== TASK INSTRUCTIONS ==
The answer must consist of every line in the data that contains "Disable".

[Entries taken from a collection]
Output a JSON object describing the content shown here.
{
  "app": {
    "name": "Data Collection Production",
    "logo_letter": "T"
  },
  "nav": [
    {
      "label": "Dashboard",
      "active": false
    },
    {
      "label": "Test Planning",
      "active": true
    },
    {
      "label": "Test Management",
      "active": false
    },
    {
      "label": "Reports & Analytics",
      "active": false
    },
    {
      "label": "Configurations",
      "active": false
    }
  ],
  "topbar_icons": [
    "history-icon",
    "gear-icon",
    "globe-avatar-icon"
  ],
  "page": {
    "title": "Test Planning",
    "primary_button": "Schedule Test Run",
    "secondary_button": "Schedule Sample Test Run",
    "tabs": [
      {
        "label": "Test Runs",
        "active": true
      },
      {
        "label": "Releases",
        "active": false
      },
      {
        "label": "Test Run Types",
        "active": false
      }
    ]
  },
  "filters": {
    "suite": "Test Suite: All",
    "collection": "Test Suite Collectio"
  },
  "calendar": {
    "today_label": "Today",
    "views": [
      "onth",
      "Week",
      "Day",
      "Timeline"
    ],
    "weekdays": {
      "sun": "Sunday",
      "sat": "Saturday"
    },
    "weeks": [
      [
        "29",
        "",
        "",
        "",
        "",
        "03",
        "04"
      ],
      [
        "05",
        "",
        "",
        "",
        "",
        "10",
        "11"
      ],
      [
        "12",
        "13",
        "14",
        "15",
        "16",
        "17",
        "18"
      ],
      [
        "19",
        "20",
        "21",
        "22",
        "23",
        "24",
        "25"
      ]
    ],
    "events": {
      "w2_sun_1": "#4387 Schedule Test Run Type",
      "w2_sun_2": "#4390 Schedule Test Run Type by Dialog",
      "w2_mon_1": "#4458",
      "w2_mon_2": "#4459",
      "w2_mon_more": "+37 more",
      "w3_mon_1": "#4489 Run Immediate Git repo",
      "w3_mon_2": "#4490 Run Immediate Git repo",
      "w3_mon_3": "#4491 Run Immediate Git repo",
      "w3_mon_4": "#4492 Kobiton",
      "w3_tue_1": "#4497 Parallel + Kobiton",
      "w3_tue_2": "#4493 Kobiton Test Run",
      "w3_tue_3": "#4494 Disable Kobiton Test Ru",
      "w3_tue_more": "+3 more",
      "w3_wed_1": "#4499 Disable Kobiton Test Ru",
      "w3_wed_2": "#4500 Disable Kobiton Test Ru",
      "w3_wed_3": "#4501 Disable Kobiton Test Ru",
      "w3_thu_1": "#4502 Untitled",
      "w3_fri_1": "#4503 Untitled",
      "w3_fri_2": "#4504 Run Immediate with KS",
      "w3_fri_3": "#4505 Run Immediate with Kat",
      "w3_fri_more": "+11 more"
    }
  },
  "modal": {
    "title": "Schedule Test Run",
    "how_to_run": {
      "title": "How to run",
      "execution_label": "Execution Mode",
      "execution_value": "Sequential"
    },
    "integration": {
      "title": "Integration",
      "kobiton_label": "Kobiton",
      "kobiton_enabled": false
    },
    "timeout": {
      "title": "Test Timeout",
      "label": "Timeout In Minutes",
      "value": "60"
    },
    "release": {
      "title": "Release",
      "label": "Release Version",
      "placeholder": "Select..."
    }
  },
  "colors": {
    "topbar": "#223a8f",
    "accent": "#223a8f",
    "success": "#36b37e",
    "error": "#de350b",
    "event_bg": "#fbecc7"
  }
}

== ANSWER AREA ==
      "w3_tue_3": "#4494 Disable Kobiton Test Ru",
      "w3_wed_1": "#4499 Disable Kobiton Test Ru",
      "w3_wed_2": "#4500 Disable Kobiton Test Ru",
      "w3_wed_3": "#4501 Disable Kobiton Test Ru",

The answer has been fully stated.